• Assignment
Please copy each line of the records below that includes the word "JSON".

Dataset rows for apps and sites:
◇ ◇ ◇ ◇ ◇
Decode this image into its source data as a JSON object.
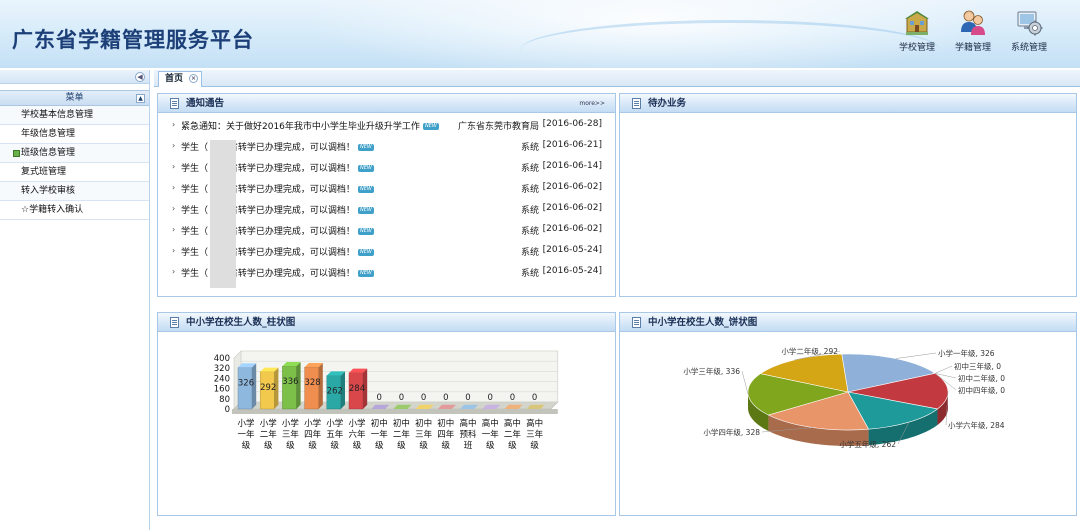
{
  "app": {
    "title": "广东省学籍管理服务平台"
  },
  "topnav": [
    {
      "label": "学校管理",
      "icon": "school-building-icon"
    },
    {
      "label": "学籍管理",
      "icon": "users-icon"
    },
    {
      "label": "系统管理",
      "icon": "gear-computer-icon"
    }
  ],
  "sidebar": {
    "header": "菜单",
    "items": [
      {
        "label": "学校基本信息管理"
      },
      {
        "label": "年级信息管理"
      },
      {
        "label": "班级信息管理",
        "marked": true
      },
      {
        "label": "复式班管理"
      },
      {
        "label": "转入学校审核"
      },
      {
        "label": "☆学籍转入确认"
      }
    ]
  },
  "tabs": [
    {
      "label": "首页"
    }
  ],
  "notice": {
    "title": "通知通告",
    "more": "more>>",
    "badge": "NEW",
    "items": [
      {
        "title": "紧急通知：关于做好2016年我市中小学生毕业升级升学工作",
        "source": "广东省东莞市教育局",
        "date": "[2016-06-28]"
      },
      {
        "title": "学生（      ）跨省转学已办理完成，可以调档！",
        "source": "系统",
        "date": "[2016-06-21]"
      },
      {
        "title": "学生（      ）跨省转学已办理完成，可以调档！",
        "source": "系统",
        "date": "[2016-06-14]"
      },
      {
        "title": "学生（      ）跨省转学已办理完成，可以调档！",
        "source": "系统",
        "date": "[2016-06-02]"
      },
      {
        "title": "学生（      ）跨省转学已办理完成，可以调档！",
        "source": "系统",
        "date": "[2016-06-02]"
      },
      {
        "title": "学生（      ）跨省转学已办理完成，可以调档！",
        "source": "系统",
        "date": "[2016-06-02]"
      },
      {
        "title": "学生（      ）跨省转学已办理完成，可以调档！",
        "source": "系统",
        "date": "[2016-05-24]"
      },
      {
        "title": "学生（      ）跨省转学已办理完成，可以调档！",
        "source": "系统",
        "date": "[2016-05-24]"
      }
    ]
  },
  "todo": {
    "title": "待办业务"
  },
  "bar_panel": {
    "title": "中小学在校生人数_柱状图"
  },
  "pie_panel": {
    "title": "中小学在校生人数_饼状图"
  },
  "chart_data": [
    {
      "type": "bar",
      "categories": [
        "小学一年级",
        "小学二年级",
        "小学三年级",
        "小学四年级",
        "小学五年级",
        "小学六年级",
        "初中一年级",
        "初中二年级",
        "初中三年级",
        "初中四年级",
        "高中预科班",
        "高中一年级",
        "高中二年级",
        "高中三年级"
      ],
      "category_lines": [
        [
          "小学",
          "一年",
          "级"
        ],
        [
          "小学",
          "二年",
          "级"
        ],
        [
          "小学",
          "三年",
          "级"
        ],
        [
          "小学",
          "四年",
          "级"
        ],
        [
          "小学",
          "五年",
          "级"
        ],
        [
          "小学",
          "六年",
          "级"
        ],
        [
          "初中",
          "一年",
          "级"
        ],
        [
          "初中",
          "二年",
          "级"
        ],
        [
          "初中",
          "三年",
          "级"
        ],
        [
          "初中",
          "四年",
          "级"
        ],
        [
          "高中",
          "预科",
          "班"
        ],
        [
          "高中",
          "一年",
          "级"
        ],
        [
          "高中",
          "二年",
          "级"
        ],
        [
          "高中",
          "三年",
          "级"
        ]
      ],
      "values": [
        326,
        292,
        336,
        328,
        262,
        284,
        0,
        0,
        0,
        0,
        0,
        0,
        0,
        0
      ],
      "colors": [
        "#8fb8de",
        "#f2c94c",
        "#7cc04a",
        "#f08e4f",
        "#2aa8a6",
        "#d9474b",
        "#b6a6d9",
        "#9ccb6b",
        "#f0d36a",
        "#e39a9a",
        "#9cc4e6",
        "#c9b3e2",
        "#f0b27a",
        "#d8c77a"
      ],
      "yticks": [
        0,
        80,
        160,
        240,
        320,
        400
      ],
      "ylim": [
        0,
        400
      ],
      "grid": true
    },
    {
      "type": "pie",
      "labels": [
        "小学一年级",
        "初中三年级",
        "初中二年级",
        "初中四年级",
        "小学六年级",
        "小学五年级",
        "小学四年级",
        "小学三年级",
        "小学二年级"
      ],
      "values": [
        326,
        0,
        0,
        0,
        284,
        262,
        328,
        336,
        292
      ],
      "label_texts": [
        "小学一年级, 326",
        "初中三年级, 0",
        "初中二年级, 0",
        "初中四年级, 0",
        "小学六年级, 284",
        "小学五年级, 262",
        "小学四年级, 328",
        "小学三年级, 336",
        "小学二年级, 292"
      ],
      "colors": [
        "#8fb0d8",
        "#c9a24a",
        "#7a9a3a",
        "#a06a4a",
        "#c23a3f",
        "#1f9a9a",
        "#e9956a",
        "#7fa61c",
        "#d4a514"
      ]
    }
  ]
}
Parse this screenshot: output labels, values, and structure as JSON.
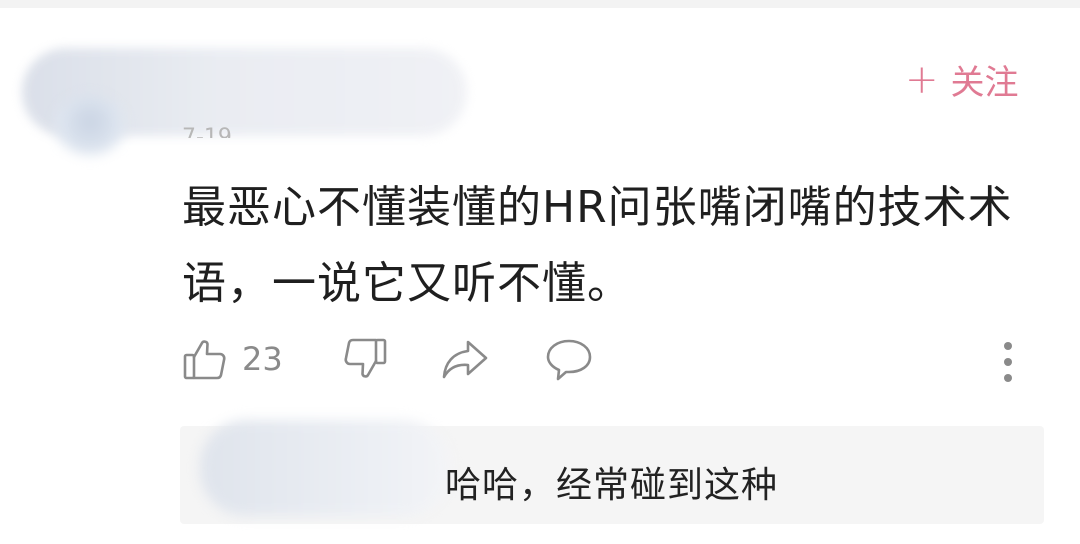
{
  "header": {
    "time_fragment": "7-19",
    "follow_label": "关注",
    "follow_plus": "+"
  },
  "comment": {
    "text": "最恶心不懂装懂的HR问张嘴闭嘴的技术术语，一说它又听不懂。"
  },
  "actions": {
    "like_count": "23"
  },
  "reply_preview": {
    "text": "哈哈，经常碰到这种"
  },
  "colors": {
    "follow": "#e07a93",
    "icon": "#8a8a8a",
    "reply_bg": "#f5f5f5"
  },
  "icons": [
    "thumbs-up-icon",
    "thumbs-down-icon",
    "share-icon",
    "comment-icon",
    "more-vertical-icon"
  ]
}
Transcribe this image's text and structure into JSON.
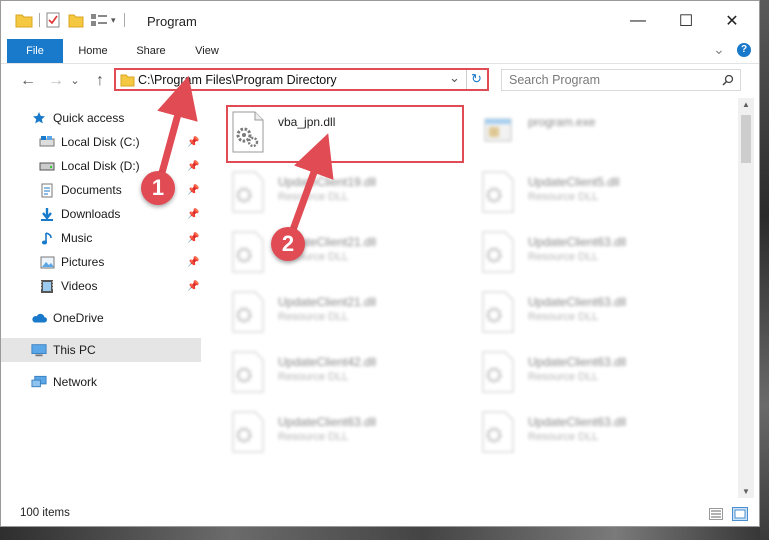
{
  "window": {
    "title": "Program",
    "minimize_glyph": "—",
    "maximize_glyph": "☐",
    "close_glyph": "✕"
  },
  "ribbon": {
    "tabs": [
      "File",
      "Home",
      "Share",
      "View"
    ],
    "expand_glyph": "⌄",
    "help_glyph": "?"
  },
  "nav": {
    "back_glyph": "←",
    "forward_glyph": "→",
    "history_glyph": "⌄",
    "up_glyph": "↑",
    "refresh_glyph": "↻",
    "address_dropdown_glyph": "⌄",
    "address": "C:\\Program Files\\Program Directory",
    "search_placeholder": "Search Program"
  },
  "sidebar": {
    "items": [
      {
        "label": "Quick access",
        "icon": "star-icon"
      },
      {
        "label": "Local Disk (C:)",
        "icon": "drive-icon"
      },
      {
        "label": "Local Disk (D:)",
        "icon": "drive-icon"
      },
      {
        "label": "Documents",
        "icon": "documents-icon"
      },
      {
        "label": "Downloads",
        "icon": "download-icon"
      },
      {
        "label": "Music",
        "icon": "music-icon"
      },
      {
        "label": "Pictures",
        "icon": "pictures-icon"
      },
      {
        "label": "Videos",
        "icon": "videos-icon"
      },
      {
        "label": "OneDrive",
        "icon": "cloud-icon"
      },
      {
        "label": "This PC",
        "icon": "computer-icon"
      },
      {
        "label": "Network",
        "icon": "network-icon"
      }
    ]
  },
  "files": [
    {
      "name": "vba_jpn.dll",
      "type": ""
    },
    {
      "name": "program.exe",
      "type": ""
    },
    {
      "name": "UpdateClient19.dll",
      "type": "Resource DLL"
    },
    {
      "name": "UpdateClient5.dll",
      "type": "Resource DLL"
    },
    {
      "name": "UpdateClient21.dll",
      "type": "Resource DLL"
    },
    {
      "name": "UpdateClient63.dll",
      "type": "Resource DLL"
    },
    {
      "name": "UpdateClient21.dll",
      "type": "Resource DLL"
    },
    {
      "name": "UpdateClient63.dll",
      "type": "Resource DLL"
    },
    {
      "name": "UpdateClient42.dll",
      "type": "Resource DLL"
    },
    {
      "name": "UpdateClient63.dll",
      "type": "Resource DLL"
    },
    {
      "name": "UpdateClient63.dll",
      "type": "Resource DLL"
    },
    {
      "name": "UpdateClient63.dll",
      "type": "Resource DLL"
    }
  ],
  "status": {
    "item_count": "100 items"
  },
  "annotations": {
    "step1": "1",
    "step2": "2"
  },
  "colors": {
    "accent": "#1979ca",
    "highlight": "#e04b54",
    "folder": "#f5c842"
  }
}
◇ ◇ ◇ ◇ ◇
• Task solution
Decode this image into its source data as a JSON object.
Parse this screenshot: output labels, values, and structure as JSON.
Transcribe this image's text and structure into JSON.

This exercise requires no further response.